A graceful, soft-spoken woman whose disquieting tales are often punctuated by nervous laughter, Ms. Woeser has become an accidental hero to a generation of disenfranchised young Tibetans.
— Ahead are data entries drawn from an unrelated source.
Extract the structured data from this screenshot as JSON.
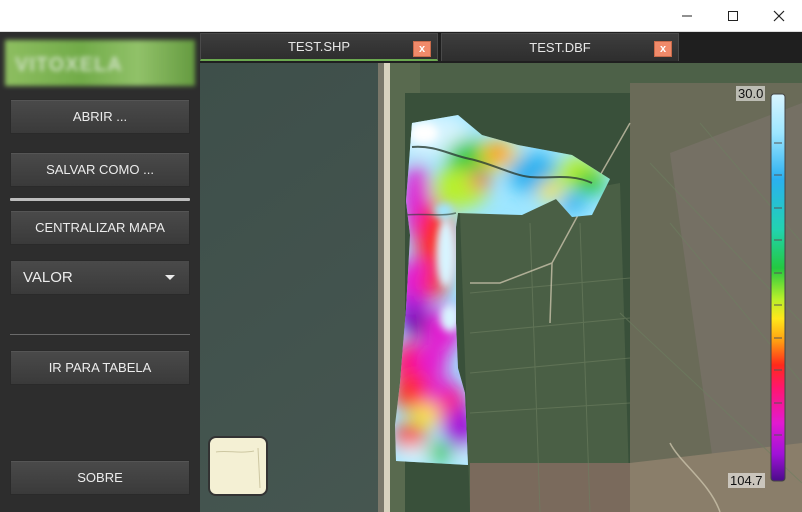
{
  "window": {
    "minimize_icon": "minimize-icon",
    "maximize_icon": "maximize-icon",
    "close_icon": "close-icon"
  },
  "sidebar": {
    "logo_text": "VITOXELA",
    "open_button": "ABRIR ...",
    "save_as_button": "SALVAR COMO ...",
    "center_map_button": "CENTRALIZAR MAPA",
    "value_select": "VALOR",
    "go_to_table_button": "IR PARA TABELA",
    "about_button": "SOBRE"
  },
  "tabs": [
    {
      "label": "TEST.SHP",
      "close": "x",
      "active": true
    },
    {
      "label": "TEST.DBF",
      "close": "x",
      "active": false
    }
  ],
  "legend": {
    "max_label": "30.0",
    "min_label": "104.7"
  },
  "colors": {
    "accent": "#6aa84f",
    "tab_close": "#f08a6a",
    "sidebar_bg": "#2d2d2d"
  }
}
Like many of her peers, she was schooled in Mandarin, part of a policy of assimilation that left her unable to write Tibetan, and she grew up embracing the official version of history — that the Communist Party brought freedom and prosperity to a backward land.
HER pedigree is all the more notable because her father, the son of a Han father and a Tibetan mother, was a deputy general in the Chinese Army who oversaw Lhasa.
It was only at 24, after seven years studying Chinese poetry and literature, that she reconnected with her Tibetan DNA. During a visit to Lhasa, an aunt dragged her to the Jokhang Monastery, one of Tibetan Buddhism’s holiest sites, and she found herself overwhelmed by the emotional intensity of the faithful. “I was crying so loudly a monk told my aunt, ‘Look at that pathetic Chinese girl, she can’t control herself.’
“It was that moment I realized I had come home,” she said.